As noted, my purpose has not been to deny that speciation can occur in nature, especially when speciation is defined trivially as a mere reproductively isolated population. Rather, my purpose is to test the FAQ's claims. In that regard, if the FAQ is correct that "Many researchers feel that there are already ample reports in the literature," then the quotes above suggest those researchers are wrong.

Perhaps many Darwinian biologists take speciation on faith, an assumption that needs no proof. It's always someone else who has explained speciation. Ironically, the FAQ's author reports an informal survey that seems to document such groupthink regarding the evidence for speciation:

I asked about two dozen graduate students and faculty members in the department where I'm a student whether there were examples where speciation had been observed in the literature. Everyone said that they were sure that there were. Next I asked them for citings or descriptions. Only eight of the people I talked to could give an example, only three could give more than one.
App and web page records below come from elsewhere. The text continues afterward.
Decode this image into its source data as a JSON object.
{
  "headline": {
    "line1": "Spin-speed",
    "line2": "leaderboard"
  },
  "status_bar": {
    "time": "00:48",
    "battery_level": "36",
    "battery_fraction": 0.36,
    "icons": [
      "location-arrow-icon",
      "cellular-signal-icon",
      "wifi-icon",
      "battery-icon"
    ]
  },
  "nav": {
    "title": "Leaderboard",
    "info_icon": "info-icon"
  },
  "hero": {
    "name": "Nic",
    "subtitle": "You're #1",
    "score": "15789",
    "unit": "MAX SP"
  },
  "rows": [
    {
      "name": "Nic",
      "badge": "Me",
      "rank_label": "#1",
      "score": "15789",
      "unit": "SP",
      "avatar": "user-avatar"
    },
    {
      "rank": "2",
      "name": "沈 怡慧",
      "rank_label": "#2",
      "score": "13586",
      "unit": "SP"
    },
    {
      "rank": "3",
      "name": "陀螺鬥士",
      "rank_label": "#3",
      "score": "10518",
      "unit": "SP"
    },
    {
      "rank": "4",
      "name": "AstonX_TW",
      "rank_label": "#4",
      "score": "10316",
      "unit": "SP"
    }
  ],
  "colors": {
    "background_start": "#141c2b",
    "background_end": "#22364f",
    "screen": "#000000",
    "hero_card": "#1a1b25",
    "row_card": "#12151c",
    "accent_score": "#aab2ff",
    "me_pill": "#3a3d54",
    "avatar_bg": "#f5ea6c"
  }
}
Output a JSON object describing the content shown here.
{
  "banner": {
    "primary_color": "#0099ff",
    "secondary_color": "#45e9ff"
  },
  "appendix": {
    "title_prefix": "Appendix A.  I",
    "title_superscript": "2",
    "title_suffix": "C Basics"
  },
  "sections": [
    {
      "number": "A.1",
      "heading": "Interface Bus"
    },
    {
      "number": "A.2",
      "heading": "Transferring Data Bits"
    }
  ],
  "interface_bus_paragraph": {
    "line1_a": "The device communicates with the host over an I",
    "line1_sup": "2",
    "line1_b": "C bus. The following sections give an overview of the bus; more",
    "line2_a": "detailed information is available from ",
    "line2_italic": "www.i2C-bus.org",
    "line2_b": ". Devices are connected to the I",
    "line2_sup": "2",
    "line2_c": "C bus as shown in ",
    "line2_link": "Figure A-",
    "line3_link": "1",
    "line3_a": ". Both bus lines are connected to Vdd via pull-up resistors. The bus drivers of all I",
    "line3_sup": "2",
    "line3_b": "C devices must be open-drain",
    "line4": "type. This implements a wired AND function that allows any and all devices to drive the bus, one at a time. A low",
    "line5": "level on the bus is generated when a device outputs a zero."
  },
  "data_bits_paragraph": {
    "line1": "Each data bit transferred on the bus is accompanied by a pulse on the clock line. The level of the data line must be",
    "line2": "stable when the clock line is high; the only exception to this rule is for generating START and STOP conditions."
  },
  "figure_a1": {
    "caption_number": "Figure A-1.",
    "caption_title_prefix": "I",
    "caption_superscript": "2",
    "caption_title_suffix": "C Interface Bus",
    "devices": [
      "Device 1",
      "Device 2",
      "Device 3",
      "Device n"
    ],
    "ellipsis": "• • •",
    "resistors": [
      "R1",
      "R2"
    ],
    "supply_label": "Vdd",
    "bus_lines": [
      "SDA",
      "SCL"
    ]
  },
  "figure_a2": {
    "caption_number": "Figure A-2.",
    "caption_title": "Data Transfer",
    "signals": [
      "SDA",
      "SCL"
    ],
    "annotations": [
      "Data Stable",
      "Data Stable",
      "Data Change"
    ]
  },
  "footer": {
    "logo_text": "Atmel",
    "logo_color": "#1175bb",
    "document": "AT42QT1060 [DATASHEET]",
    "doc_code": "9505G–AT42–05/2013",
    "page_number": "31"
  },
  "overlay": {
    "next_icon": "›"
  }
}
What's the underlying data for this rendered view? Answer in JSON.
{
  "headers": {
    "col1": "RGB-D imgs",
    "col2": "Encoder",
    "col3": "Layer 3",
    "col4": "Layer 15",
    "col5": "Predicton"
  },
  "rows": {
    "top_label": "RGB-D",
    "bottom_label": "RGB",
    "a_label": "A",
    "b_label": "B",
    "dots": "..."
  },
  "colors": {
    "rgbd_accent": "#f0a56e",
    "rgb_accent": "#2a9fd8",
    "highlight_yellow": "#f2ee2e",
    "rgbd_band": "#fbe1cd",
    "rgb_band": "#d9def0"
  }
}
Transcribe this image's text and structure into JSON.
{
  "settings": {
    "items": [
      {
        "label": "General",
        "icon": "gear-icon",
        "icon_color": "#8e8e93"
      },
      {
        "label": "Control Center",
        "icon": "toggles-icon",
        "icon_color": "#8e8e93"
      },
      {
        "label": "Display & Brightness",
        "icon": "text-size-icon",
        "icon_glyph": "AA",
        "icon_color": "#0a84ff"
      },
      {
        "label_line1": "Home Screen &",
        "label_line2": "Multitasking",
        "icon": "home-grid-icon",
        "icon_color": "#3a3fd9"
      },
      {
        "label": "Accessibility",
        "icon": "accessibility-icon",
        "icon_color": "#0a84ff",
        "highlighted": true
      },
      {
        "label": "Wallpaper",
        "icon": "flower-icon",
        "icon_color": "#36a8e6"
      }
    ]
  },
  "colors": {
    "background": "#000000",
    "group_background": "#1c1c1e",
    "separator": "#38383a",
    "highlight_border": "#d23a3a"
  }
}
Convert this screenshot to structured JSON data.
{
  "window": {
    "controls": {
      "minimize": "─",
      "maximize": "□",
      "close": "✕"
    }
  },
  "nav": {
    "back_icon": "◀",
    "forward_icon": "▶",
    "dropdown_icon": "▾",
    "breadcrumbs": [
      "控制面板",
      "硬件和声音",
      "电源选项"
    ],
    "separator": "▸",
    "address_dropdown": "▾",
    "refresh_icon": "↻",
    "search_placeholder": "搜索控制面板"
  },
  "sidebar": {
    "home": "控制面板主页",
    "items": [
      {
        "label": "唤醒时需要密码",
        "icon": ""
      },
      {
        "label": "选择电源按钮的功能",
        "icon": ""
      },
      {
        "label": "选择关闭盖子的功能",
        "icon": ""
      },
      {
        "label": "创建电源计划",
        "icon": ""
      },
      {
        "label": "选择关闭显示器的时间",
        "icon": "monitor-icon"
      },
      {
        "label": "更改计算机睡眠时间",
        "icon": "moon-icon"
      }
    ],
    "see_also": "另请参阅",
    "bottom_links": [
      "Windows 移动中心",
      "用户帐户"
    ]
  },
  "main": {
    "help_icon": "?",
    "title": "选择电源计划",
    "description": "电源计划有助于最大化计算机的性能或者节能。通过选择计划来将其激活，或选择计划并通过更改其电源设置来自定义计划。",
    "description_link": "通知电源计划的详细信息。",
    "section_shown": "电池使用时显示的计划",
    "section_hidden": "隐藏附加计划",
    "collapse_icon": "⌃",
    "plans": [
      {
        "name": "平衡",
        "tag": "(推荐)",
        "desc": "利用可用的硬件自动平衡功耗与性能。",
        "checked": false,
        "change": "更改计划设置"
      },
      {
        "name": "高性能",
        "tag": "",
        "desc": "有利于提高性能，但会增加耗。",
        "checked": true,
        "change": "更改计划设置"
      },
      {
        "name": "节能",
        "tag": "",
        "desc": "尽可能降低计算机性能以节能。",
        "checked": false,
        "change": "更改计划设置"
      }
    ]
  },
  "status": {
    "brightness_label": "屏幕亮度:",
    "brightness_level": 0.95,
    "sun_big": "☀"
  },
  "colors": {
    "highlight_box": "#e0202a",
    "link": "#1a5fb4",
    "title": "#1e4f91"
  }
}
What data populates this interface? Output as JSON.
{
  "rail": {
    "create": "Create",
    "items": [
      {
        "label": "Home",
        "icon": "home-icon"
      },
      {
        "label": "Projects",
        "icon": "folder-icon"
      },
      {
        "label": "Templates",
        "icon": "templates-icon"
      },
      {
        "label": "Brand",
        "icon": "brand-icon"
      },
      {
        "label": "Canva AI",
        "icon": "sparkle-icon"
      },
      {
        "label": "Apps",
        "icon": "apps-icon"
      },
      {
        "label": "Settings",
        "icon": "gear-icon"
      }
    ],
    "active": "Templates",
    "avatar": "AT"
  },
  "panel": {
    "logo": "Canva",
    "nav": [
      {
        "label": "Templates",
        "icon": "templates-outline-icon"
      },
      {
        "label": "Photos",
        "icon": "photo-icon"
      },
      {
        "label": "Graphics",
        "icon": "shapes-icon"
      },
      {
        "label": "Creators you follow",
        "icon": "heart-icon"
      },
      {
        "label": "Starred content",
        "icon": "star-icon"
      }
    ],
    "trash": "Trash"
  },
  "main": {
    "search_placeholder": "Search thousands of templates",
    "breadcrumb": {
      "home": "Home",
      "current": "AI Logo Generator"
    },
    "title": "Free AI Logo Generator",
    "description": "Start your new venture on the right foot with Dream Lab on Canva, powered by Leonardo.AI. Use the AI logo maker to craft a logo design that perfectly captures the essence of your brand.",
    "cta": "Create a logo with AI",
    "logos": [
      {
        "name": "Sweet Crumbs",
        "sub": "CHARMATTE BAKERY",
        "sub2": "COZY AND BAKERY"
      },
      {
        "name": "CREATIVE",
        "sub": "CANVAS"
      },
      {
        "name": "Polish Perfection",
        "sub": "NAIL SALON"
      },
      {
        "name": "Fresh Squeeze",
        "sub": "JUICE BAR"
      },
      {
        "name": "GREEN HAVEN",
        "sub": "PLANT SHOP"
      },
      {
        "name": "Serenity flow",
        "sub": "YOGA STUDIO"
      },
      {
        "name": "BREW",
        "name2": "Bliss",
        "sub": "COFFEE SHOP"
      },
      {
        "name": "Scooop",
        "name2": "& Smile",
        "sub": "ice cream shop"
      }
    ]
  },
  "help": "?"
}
But everyone was sure that there were papers in the literature.
In other words, "everyone was sure" that the literature contained documented examples of speciation, but only 1/3 could provide an example of such, and only 1/8 could provide more than one example.

In his book The Politically Incorrect Guide to Darwinism and Intelligent Design, Jonathan Wells also analyzed some of the examples in the FAQ. His analysis states:

"Anyone who takes the time to plow through the references cited in these essays finds that most of the alleged instances of 'observed' speciation are actually analyses of already existing species that are used to defend one or another hypothesis of how speciation occurs."4
After taking that time and plowing through the references, I believe that Dr. Wells is correct. As we have seen, at most only "reproductive isolation" was observed--but that is very different from observing significant biological change. In fact, in most instances: (1) complete reproductive isolation was not even observed so the examples fail to meet the biological species concept definition of "species." And (2) even when reproductive isolation was observed, only very small amounts of biological change were observed, trivializing the importance of the example.

Those examples which fit into category (2) show that the claims of "speciation" often sound impressive, but in reality evolutionists are hiding behind impressive-sounding terminology in order to make it sound like significant biological change has evolved, when in reality virtually nothing of interest happened.

For additional details, please see the full response to the TalkOrigins Speciation FAQ.

References Cited:

[1.] James R. Weinberg, Victoria R. Starczak, Daniele Jörg, "Evidence for Rapid Speciation Following a Founder Event in the Laboratory," Evolution, Vol. 46(4):1214-1220 (August, 1992). Note: while this paper purported to document the establishment of a reproductively isolated population, those claims were overturned by later discoveries. See: Francisco Rodriquez-Trelles, James R. Weinberg, and Francisco J. Ayala, "Presumptive Rapid Speciation After a Founder Event in a Laboratory Population of Nereis: Allozyme Electrophoretic Evidence Does Not Support the Hypothesis," Evolution, Vol. 50 (1996): 457-461 (emphasis added).

[2.] J.M. Thoday and J.B. Gibson, "Isolation by Disruptive Selection," Nature, Vol. 193:1164-1166 (March 24, 1962).

[3.] Theodosius Dobzhansky and Olga Pavlovsky, "Experimentally Created Incipient Species of Drosophila," Nature, Vol. 230:289-292 (April 2, 1971).

[4.] Jonathan Wells, The Politically Incorrect Guide to Darwinism and Intelligent Design, p. 53 (Regnery, 2006).

Photo credit: Anirudh Koul.


FEATURES
 

TOP ARTICLES

TOP VIDEOS

TOP PODCASTS


more...